Data in this exercise START

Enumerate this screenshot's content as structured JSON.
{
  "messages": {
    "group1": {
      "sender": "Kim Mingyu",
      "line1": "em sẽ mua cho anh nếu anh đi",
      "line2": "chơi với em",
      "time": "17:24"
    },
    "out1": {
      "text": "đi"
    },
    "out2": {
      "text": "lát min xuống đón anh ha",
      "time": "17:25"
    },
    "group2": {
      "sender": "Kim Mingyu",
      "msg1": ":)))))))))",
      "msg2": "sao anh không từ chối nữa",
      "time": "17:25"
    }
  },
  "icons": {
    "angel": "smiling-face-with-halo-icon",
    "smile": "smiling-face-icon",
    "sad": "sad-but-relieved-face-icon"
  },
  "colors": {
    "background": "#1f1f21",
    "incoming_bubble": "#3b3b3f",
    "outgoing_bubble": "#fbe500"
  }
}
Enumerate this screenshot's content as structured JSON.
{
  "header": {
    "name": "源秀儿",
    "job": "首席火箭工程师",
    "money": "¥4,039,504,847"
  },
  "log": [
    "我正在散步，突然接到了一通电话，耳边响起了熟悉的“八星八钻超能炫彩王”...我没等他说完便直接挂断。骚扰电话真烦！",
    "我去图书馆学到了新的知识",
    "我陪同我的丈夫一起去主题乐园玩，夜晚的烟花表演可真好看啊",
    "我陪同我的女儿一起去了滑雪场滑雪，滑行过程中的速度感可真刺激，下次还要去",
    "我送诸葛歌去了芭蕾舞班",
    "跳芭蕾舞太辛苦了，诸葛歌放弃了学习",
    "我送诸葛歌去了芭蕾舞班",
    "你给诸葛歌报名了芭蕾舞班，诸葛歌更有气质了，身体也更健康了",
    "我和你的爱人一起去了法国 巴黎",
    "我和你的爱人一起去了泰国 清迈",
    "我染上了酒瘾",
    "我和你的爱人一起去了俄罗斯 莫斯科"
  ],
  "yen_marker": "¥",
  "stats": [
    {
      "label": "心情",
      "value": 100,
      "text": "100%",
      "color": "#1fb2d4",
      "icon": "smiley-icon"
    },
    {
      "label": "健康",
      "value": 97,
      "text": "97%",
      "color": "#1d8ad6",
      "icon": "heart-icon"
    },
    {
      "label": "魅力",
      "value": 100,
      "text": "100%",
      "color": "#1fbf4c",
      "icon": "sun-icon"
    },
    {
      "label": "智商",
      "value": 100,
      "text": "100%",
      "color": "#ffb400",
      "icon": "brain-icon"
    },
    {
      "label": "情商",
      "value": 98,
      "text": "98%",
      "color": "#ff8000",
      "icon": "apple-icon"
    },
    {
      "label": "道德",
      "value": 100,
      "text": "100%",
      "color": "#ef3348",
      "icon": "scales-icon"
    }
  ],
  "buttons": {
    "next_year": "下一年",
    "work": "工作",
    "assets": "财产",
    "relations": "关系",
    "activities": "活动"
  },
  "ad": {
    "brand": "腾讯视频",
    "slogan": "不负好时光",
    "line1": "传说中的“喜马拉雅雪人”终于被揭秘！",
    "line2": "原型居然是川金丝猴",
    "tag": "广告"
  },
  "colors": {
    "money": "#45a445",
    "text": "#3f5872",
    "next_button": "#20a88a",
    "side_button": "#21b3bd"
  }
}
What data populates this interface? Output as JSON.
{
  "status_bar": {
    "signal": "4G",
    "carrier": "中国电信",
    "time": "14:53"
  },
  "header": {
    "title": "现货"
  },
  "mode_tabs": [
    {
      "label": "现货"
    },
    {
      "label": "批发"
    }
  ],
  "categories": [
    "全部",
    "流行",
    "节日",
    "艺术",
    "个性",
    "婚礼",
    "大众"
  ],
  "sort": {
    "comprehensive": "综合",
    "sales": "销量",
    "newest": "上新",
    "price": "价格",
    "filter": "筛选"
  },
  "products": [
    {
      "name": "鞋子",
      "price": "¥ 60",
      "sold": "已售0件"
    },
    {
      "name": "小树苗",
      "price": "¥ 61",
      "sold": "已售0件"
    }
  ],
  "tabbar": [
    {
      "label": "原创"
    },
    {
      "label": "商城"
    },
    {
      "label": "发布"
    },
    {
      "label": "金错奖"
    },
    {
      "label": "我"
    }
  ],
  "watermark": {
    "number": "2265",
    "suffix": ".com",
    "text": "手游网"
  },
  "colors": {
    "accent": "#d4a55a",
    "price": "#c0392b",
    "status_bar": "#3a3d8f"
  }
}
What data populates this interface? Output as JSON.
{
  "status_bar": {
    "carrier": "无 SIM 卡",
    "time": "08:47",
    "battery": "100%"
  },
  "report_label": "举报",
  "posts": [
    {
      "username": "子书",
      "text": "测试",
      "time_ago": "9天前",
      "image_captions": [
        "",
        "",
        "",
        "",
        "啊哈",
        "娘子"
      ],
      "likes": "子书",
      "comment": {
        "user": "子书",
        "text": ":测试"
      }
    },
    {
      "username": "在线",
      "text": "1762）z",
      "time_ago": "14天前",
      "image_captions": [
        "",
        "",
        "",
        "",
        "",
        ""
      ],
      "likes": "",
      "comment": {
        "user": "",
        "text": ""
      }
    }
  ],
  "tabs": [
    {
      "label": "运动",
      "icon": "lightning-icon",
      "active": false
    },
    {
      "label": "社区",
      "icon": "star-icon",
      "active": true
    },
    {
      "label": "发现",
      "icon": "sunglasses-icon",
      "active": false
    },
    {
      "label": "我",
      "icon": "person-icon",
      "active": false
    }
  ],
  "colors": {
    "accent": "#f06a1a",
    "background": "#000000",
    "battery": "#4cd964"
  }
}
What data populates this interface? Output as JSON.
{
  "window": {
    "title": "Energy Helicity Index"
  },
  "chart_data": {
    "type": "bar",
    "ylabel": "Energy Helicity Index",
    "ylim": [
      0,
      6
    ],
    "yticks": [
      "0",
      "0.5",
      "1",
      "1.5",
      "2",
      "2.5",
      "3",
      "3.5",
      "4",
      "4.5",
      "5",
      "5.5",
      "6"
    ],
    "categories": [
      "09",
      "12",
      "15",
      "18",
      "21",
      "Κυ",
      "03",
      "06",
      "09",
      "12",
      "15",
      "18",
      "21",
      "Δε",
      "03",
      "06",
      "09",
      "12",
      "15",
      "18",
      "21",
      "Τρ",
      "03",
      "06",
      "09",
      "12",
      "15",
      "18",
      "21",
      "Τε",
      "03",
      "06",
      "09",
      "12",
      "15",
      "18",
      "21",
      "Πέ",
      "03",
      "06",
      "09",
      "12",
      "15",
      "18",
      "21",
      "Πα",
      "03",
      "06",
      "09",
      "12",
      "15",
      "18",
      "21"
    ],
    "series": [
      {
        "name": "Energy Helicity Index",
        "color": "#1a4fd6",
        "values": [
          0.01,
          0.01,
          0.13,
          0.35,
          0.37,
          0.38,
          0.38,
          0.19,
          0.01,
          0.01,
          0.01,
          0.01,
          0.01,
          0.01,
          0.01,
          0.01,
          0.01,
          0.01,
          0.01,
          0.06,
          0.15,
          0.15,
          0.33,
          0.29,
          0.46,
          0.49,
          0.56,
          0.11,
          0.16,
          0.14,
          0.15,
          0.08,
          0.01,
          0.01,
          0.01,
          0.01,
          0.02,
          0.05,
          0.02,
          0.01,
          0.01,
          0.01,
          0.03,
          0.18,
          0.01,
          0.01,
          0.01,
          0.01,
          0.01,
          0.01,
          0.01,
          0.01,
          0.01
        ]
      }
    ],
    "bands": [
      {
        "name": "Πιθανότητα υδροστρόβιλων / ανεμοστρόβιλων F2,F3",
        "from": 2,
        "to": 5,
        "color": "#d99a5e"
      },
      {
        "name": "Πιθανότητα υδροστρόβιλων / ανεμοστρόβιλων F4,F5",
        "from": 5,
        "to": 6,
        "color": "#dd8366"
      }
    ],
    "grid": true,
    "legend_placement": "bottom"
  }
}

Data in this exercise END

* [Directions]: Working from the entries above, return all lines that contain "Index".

* [Solution to this task]:
    "title": "Energy Helicity Index"
    "ylabel": "Energy Helicity Index",
        "name": "Energy Helicity Index",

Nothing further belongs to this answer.